DESCRIPTION OF THE TASK:
Search the data for the string "Instancing" and copy each line where it turns up.

Source data:
★ ★ ★ ★
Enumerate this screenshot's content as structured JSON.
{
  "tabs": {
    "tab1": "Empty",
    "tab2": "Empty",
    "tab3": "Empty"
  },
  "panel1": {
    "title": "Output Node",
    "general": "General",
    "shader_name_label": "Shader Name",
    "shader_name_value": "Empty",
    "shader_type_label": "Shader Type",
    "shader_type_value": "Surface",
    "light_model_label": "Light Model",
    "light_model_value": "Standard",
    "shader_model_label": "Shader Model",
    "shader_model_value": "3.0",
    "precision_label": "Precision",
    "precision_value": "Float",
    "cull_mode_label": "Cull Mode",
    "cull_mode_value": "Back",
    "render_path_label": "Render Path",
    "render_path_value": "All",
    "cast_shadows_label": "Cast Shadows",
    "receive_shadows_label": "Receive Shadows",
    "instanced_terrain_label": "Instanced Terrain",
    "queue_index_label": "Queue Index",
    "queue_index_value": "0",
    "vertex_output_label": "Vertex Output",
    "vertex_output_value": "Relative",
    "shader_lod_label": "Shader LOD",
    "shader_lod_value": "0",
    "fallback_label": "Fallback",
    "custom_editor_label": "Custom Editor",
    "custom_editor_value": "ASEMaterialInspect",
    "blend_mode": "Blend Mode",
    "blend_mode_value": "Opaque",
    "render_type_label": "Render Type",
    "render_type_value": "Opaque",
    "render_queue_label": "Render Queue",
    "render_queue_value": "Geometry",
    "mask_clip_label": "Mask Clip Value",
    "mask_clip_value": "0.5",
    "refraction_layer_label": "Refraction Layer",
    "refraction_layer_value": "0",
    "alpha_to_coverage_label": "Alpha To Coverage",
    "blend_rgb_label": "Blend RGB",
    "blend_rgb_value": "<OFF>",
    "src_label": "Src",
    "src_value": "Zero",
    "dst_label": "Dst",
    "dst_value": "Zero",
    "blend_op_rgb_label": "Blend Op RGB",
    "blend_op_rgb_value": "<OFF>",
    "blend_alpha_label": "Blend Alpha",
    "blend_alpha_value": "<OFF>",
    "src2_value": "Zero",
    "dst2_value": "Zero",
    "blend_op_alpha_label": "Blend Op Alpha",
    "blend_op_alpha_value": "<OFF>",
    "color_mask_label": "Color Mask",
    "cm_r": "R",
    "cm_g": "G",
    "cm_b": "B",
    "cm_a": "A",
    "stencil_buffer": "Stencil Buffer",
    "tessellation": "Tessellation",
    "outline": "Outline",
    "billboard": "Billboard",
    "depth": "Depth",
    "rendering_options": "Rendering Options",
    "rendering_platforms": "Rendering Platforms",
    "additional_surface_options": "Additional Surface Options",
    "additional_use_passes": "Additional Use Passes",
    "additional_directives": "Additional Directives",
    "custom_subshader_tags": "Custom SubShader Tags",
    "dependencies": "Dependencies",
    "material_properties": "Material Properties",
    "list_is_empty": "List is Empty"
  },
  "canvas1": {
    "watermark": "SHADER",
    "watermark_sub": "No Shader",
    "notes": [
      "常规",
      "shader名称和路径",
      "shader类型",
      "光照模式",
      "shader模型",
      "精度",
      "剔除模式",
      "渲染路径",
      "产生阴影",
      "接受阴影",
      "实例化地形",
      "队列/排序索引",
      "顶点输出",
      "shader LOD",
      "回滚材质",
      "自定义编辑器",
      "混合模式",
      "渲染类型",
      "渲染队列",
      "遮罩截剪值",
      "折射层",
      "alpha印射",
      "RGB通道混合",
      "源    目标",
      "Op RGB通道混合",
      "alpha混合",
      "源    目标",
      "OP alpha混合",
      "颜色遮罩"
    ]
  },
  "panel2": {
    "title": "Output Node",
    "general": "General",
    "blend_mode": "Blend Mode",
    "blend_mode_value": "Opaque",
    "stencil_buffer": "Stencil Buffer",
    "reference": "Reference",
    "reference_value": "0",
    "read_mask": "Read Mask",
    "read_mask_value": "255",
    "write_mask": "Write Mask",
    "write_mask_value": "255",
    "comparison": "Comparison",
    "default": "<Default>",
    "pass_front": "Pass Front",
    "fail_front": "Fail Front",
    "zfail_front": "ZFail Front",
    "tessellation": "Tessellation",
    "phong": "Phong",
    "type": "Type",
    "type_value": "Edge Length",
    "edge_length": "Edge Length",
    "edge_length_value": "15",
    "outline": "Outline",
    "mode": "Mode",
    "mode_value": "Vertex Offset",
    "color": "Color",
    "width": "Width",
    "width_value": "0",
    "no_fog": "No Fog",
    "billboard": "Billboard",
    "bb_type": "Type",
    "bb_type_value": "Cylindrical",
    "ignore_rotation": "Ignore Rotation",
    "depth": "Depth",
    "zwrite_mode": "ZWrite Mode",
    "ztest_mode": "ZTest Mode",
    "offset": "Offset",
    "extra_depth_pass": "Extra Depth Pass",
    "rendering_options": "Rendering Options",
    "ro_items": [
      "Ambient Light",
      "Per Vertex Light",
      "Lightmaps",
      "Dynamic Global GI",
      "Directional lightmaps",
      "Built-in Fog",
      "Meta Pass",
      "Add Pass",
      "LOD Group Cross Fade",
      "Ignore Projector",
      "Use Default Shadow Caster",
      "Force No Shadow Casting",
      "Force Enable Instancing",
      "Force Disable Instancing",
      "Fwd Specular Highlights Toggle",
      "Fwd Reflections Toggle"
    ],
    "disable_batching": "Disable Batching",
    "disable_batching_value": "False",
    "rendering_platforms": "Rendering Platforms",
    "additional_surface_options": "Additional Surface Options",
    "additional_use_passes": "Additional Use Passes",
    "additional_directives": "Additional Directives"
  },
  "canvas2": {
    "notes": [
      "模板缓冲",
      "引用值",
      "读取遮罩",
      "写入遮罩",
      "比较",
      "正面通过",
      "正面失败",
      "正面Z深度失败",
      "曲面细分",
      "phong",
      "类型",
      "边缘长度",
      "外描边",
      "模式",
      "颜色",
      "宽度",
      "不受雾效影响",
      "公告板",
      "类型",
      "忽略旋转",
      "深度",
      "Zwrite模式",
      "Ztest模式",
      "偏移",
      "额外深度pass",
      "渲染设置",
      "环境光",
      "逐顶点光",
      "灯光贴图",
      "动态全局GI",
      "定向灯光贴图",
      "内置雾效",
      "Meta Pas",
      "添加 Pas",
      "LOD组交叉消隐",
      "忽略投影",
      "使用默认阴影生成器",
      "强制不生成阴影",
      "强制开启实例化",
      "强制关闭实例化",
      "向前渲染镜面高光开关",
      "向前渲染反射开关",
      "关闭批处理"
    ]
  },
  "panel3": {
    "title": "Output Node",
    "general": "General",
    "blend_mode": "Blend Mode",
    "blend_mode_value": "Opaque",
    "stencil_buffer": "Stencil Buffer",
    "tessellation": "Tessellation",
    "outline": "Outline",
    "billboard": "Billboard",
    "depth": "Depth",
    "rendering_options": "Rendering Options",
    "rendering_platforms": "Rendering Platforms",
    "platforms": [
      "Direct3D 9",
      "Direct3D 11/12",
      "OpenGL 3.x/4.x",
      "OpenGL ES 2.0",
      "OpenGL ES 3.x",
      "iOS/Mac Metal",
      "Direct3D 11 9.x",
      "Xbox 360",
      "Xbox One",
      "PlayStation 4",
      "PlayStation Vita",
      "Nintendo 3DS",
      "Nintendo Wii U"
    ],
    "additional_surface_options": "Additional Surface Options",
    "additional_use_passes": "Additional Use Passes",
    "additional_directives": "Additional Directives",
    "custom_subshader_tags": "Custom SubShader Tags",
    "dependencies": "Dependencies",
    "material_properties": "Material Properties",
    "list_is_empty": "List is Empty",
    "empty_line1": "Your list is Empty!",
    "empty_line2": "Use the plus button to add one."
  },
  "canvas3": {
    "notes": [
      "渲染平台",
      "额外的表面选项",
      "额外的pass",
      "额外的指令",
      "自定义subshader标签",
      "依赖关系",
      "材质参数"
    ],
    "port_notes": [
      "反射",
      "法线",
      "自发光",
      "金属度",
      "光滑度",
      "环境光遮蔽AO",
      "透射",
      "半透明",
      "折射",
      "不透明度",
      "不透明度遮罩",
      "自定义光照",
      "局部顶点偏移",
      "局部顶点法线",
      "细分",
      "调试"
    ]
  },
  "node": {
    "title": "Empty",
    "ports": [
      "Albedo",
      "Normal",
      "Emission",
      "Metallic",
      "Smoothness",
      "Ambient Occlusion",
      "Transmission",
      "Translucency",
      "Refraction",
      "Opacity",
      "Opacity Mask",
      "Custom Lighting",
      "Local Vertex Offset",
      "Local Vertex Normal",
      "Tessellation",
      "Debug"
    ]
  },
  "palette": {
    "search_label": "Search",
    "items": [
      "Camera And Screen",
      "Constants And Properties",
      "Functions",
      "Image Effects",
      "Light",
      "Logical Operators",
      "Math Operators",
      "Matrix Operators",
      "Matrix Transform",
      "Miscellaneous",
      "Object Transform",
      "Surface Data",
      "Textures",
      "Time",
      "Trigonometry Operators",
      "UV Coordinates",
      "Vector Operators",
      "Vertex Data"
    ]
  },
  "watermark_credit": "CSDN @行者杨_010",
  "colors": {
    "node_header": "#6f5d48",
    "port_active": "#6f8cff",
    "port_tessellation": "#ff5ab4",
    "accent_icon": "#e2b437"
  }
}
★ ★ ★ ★
EXERCISE OUTPUT:
      "Force Enable Instancing",
      "Force Disable Instancing",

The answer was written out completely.